My search for a decent microphone isn't the only thing that ended abruptly recently. Video games have been a huge part of my life, as a hobby and often as an obsession, for many years. However, all that has come to an abrupt end this summer, just another one of the many things that has made this summer a period of change for me. About a week ago, all of my GameCube memory cards suddenly bricked. ALL of them. The data became corrupt, possibly from a corrupted Paper Mario save file that I had on three separate cards, and not only was my data erased, the memory cards themselves were rendered useless. In about ten minutes, I lost probably 500 solid hours of gaming from more than seven years of my life. Because of this, I promptly decided to discontinue being a customer of Nintendo, and sell all of my games. Perhaps I'm making the whole ordeal sound nonchalant in this post; I was really quite upset about losing all of the hard work I put into my GameCube games. On the plus side, I'm earning some money for video games I haven't touched in years! By the way, if you want to know what games I have to sell, just contact me at my email or on Facebook - nothing but Nintendo products, sorry Sony/Microsoft fans! I've decided that one positive thing needs to result from this. So, I've decided to put together a second tutorial video for some of the music from one of my all-time favorite games, Golden Sun: The Lost Age for the Game Boy Advance. If you know the game, chances are you also know about the memorable, emotionally stirring soundtrack composed by Motoi Sakuraba, who is also responsible for the glorious Tales of Symphonia soundtrack. I really wish I had a job like his, composing music for video games! Anyway, the music I've transcribed for keyboard is the background music from the town of Garoh, as I mentioned in my last post. It's a sad, somber little piece that can be played fairly easily on the piano, and I really feel that many people would appreciate an instructional video for it, like the one I made for the Salad Fingers music.

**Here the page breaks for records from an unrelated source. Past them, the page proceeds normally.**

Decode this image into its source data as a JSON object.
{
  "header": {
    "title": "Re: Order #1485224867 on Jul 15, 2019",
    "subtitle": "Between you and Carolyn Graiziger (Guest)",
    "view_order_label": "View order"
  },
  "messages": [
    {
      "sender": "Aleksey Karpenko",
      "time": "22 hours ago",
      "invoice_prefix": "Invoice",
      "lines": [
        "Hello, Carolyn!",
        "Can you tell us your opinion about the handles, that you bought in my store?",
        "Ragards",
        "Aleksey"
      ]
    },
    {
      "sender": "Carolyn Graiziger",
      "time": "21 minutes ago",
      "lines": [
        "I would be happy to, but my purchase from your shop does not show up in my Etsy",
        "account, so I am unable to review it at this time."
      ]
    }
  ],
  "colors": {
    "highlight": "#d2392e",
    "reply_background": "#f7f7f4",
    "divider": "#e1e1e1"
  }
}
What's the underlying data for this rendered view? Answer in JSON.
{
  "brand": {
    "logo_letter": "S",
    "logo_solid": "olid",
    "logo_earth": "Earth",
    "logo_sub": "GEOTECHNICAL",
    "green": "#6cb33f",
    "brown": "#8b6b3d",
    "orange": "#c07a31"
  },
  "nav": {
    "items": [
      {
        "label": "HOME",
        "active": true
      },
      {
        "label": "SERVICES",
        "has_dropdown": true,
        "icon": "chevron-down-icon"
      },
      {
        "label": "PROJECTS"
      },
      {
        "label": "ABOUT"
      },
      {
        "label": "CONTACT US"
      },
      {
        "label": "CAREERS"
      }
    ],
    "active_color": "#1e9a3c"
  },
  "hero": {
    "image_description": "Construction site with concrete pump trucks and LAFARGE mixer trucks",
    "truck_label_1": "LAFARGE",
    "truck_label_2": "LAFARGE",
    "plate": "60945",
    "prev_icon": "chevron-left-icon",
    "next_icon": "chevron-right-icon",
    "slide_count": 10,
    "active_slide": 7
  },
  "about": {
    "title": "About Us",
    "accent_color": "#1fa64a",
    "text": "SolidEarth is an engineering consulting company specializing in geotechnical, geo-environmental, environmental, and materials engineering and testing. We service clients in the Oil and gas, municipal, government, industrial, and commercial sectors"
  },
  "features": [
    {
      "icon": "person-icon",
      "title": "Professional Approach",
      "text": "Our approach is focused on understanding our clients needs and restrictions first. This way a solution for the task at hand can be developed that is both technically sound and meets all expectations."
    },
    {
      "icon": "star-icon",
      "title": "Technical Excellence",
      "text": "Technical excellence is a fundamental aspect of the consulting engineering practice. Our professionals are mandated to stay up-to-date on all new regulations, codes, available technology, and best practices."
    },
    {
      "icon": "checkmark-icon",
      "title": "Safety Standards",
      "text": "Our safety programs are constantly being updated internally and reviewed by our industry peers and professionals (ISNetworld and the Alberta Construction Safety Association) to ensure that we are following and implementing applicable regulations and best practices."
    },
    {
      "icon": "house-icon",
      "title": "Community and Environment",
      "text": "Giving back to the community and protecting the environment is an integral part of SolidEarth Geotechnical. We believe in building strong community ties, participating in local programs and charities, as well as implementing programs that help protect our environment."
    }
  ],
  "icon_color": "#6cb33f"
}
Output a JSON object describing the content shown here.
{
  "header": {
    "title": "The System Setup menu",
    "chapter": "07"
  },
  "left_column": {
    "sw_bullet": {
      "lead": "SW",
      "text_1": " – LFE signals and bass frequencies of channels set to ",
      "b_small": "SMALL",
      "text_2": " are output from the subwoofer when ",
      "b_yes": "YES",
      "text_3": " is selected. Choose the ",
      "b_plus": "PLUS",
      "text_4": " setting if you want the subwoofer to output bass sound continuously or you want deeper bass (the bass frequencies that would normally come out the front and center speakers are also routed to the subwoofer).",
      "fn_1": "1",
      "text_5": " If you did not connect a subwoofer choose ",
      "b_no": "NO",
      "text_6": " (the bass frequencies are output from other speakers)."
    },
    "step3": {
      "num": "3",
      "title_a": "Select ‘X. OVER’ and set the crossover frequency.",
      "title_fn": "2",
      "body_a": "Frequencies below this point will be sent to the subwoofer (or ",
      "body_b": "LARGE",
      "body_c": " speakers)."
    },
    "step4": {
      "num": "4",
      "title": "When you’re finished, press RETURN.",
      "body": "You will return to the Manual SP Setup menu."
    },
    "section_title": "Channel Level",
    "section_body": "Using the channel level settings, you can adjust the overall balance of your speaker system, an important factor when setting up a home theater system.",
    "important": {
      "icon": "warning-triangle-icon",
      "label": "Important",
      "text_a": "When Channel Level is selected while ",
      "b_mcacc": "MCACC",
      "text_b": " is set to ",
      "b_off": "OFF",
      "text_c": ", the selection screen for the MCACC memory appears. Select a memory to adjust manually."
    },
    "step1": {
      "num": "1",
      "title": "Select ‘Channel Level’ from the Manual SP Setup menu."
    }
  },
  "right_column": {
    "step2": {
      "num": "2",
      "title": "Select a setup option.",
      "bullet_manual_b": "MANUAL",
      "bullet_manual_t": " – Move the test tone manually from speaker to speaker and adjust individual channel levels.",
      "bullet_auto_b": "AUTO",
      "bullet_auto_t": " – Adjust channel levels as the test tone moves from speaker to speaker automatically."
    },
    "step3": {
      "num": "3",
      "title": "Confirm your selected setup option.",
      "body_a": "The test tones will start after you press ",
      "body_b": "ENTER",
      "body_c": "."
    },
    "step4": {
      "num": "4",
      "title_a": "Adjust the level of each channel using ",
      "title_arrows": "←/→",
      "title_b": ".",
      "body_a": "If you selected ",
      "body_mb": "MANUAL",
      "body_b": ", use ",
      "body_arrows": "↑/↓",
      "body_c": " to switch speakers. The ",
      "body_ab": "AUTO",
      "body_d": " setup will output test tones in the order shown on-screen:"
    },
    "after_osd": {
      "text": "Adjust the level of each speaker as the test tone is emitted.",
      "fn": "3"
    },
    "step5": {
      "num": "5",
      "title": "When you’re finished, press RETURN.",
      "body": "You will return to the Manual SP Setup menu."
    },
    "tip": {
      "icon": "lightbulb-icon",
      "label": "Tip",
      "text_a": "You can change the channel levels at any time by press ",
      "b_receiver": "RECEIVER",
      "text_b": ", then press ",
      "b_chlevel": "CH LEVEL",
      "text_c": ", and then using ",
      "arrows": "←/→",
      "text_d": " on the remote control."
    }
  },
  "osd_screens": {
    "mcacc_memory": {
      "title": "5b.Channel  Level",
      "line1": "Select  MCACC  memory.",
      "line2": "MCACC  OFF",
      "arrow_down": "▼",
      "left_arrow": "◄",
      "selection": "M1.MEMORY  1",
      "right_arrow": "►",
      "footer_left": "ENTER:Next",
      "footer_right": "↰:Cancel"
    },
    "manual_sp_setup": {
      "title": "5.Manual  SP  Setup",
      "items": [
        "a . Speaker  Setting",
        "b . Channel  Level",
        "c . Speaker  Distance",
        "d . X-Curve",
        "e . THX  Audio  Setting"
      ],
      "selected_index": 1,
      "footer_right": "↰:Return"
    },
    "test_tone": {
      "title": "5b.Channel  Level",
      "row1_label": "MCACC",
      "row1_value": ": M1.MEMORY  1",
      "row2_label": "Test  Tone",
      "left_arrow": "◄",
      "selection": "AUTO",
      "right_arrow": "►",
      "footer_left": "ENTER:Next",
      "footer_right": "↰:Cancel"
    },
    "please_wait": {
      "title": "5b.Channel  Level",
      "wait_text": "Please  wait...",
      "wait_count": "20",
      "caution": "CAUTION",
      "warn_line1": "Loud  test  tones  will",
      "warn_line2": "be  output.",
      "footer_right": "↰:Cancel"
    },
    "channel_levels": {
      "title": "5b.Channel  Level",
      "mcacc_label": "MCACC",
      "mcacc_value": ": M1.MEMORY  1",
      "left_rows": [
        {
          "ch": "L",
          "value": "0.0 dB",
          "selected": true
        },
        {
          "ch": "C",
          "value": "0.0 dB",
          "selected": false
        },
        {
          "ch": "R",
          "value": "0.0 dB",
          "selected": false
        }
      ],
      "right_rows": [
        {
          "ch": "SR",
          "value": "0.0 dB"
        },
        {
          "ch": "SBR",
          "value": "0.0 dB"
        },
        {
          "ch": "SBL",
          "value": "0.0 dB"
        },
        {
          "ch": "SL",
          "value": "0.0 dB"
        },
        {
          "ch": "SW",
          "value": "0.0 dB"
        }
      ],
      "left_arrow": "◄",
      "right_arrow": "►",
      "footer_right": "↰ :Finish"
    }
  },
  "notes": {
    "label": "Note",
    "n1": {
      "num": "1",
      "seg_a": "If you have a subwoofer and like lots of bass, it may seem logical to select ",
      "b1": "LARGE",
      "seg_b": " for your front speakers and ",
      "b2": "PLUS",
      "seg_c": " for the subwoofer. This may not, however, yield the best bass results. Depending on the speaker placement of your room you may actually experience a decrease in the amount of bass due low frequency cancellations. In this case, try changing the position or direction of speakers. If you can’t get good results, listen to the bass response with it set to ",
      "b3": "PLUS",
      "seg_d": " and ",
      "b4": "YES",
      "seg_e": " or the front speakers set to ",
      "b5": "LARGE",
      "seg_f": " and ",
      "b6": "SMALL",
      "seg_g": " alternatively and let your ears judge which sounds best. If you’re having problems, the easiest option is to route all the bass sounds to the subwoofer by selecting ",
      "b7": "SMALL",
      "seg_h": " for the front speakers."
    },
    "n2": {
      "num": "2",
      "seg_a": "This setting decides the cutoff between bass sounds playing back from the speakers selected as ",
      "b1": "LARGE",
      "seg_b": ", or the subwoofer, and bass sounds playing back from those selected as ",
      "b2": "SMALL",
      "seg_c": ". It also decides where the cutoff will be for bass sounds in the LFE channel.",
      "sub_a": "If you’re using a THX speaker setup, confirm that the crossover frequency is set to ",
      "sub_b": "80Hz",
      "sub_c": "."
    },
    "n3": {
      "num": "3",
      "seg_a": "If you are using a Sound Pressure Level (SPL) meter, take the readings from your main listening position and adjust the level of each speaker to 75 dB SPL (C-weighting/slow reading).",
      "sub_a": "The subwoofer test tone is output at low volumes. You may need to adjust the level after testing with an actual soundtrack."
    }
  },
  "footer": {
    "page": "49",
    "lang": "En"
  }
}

I have no doubts that certain parts of this summer will be difficult and tedious for me. As I continue through the painful transition into adulthood, I need to learn to deal with and work through situations like these. As a musician and composer, I need to be prepared for financial and emotional hardship in the future, and do what I can to avoid it now, even if that means rethinking my youthful expectations of the summer season. While I doubt I'll ever really "grow up," it's times like these that help to make me even more thankful for the time I am able to spend with my music. I look forward to finishing all of the projects I've set out to complete and more, and I hope you can be patient, since my schedule will be more than a little bit rough for the next few months! Still, keep an eye out for new posts, new videos, and updated news about my composing. So long for now!

My Youtube Channel!!!